The Best Fatherly Characters in Recent Film

June 18, 2016

Each dad is one-of-a-kind. Whether he’s silly or serious, completely embarrassing or way cooler than us, we’ve got to love him. In honor of Father’s Day, the New York Film Academy is looking back at some of the greatest father figures in recent films, even the ones who are absolutely mad.

My Big Fat Greek Wedding

Gus Portokalos (Played by Michael Constantine)

big fat greek wedding

As the patriarch of the Portokalos family, Gus (Michael Constantine) appears to have taken it upon himself to control his daughter’s life, and make sure she is growing into the Greek woman he wants her to be. He humiliates her throughout her childhood, preaching Greek lessons to her peers as he drives the carpool to school. Continuing into adulthood, Gus makes it his mission to marry Toula off to a Greek man. Despite his craziness, Gus is more than a comic relief. In his total cluelessness and love affair with Windex, some of us can’t help but be reminded of our dads’ particularities, attachments to certain objects, and steadfast desires for their kids’ happiness.


Big Daddy (Played by Nicolas Cage)

His name says it all. Cop-turned-vigilante Big Daddy (Nicolas Cage) has spent the past several years fighting crime with his daughter, Hit-Girl (Chloë Grace Moretz). Impeccably self-trained and talented in a variety of combat methods, this father-daughter team makes Batman and Robin look like amateurs. Many of us would agree with fellow vigilante Kick-Ass’s (Aaron Johnson) evaluation of Big Daddy: “your dad was insane.” Still, we can forgive the fact that he taught Hit-Girl how to wield a nunchuck instead of taking her to soccer practice because she is his utmost priority and, in the end, he sacrifices his life to protect her.

Little Miss Sunshine

Grandpa Edwin Hoover (Played by Alan Arkin)

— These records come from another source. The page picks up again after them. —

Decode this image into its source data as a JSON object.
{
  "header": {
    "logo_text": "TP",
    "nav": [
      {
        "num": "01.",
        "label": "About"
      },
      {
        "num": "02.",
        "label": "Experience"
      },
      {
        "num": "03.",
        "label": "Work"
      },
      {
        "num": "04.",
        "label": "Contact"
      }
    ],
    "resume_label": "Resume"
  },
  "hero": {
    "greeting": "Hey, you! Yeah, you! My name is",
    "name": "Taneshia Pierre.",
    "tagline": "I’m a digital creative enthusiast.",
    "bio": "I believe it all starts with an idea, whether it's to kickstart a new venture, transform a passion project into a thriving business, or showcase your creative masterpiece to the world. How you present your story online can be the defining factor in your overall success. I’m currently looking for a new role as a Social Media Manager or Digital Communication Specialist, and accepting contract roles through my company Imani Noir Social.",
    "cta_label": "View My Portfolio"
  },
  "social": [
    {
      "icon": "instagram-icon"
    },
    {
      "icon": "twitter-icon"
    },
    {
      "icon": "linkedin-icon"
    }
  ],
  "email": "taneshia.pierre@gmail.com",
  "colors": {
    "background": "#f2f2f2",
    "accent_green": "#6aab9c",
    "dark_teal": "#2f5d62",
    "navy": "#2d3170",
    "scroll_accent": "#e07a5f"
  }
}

Perhaps this heroin-snorting, foul-mouthed grandpa isn’t the best role model, but one thing’s for certain: out of any member of the Hoover family, he is the most supportive of granddaughter, Olive (Abigail Breslin). After being kicked out of a senior living facility, Grandpa Edwin (Alan Arkin) moves in with Olive’s family, where he spends his days training her to compete in pageants (not that he has any authority on the matter). The family eventually agrees to road trip to the Little Miss Sunshine beauty pageant so that Olive can compete. In the iconic final scene, she performs the raunchy dance that Grandpa Edwin choreographed for her and it serves as a sort of symbolic ode to his relationship with Olive and the way he hoped to make her feel like “the most beautiful girl in the world.”

Despicable Me

Gru (Voiced by Steve Carell)

Despicable super villain Gru (Steve Carell) may have built himself an army of minions and a repertoire of successful robberies, but there’s still room in his heart for love. Gru adopts three orphans to help him execute a villainous scheme, but, as time goes on, he grows to care about them a great deal, proving in the end that he will go to any length to protect them. A dad who tries to make his daughter happy by putting on a full-fledged ballet recital in his evil lair is a good dad in our books.

That’s What I Am

Mr. Simon (Played by Ed Harris)

In this coming-of-age drama set in the sixties, the school’s beloved English teacher, Mr. Simon (Ed Harris), is the most father-like figure. A champion of overcoming adversity, Mr. Simon shows his students how to be resilient when a perturbed parent tries to get Mr. Simon fired for being gay. Before gracefully exiting the school, Mr. Simon provides his students with fun and unconventional lessons, doles out wisdom and rightful discipline, and comforts the students who are victims of bullying. His endless compassion for the students is heart-wrenching.

Definitely, Maybe

Will Hayes (Played by Ryan Reynolds)

In this suspenseful and heartwarming rom-com, eleven-year-old Maya (Abigail Breslin) questions her father, Will (Ryan Reynolds), incessantly about his impending divorce from her mother. At last, giving way to her demands for information, Will tells her “a love story mystery,” in which he assigns fake names to the women he’d seriously dated, allowing her to try to guess which of them is her mom. He gives Maya a lot of agency throughout the film to comment on the things around her, whether that means regurgitating lines from her school’s health class or evaluating Will’s romantic life. Throughout the film’s narrative, the overwhelming consistency seems to be that Will and Maya will always have each other, if no one else.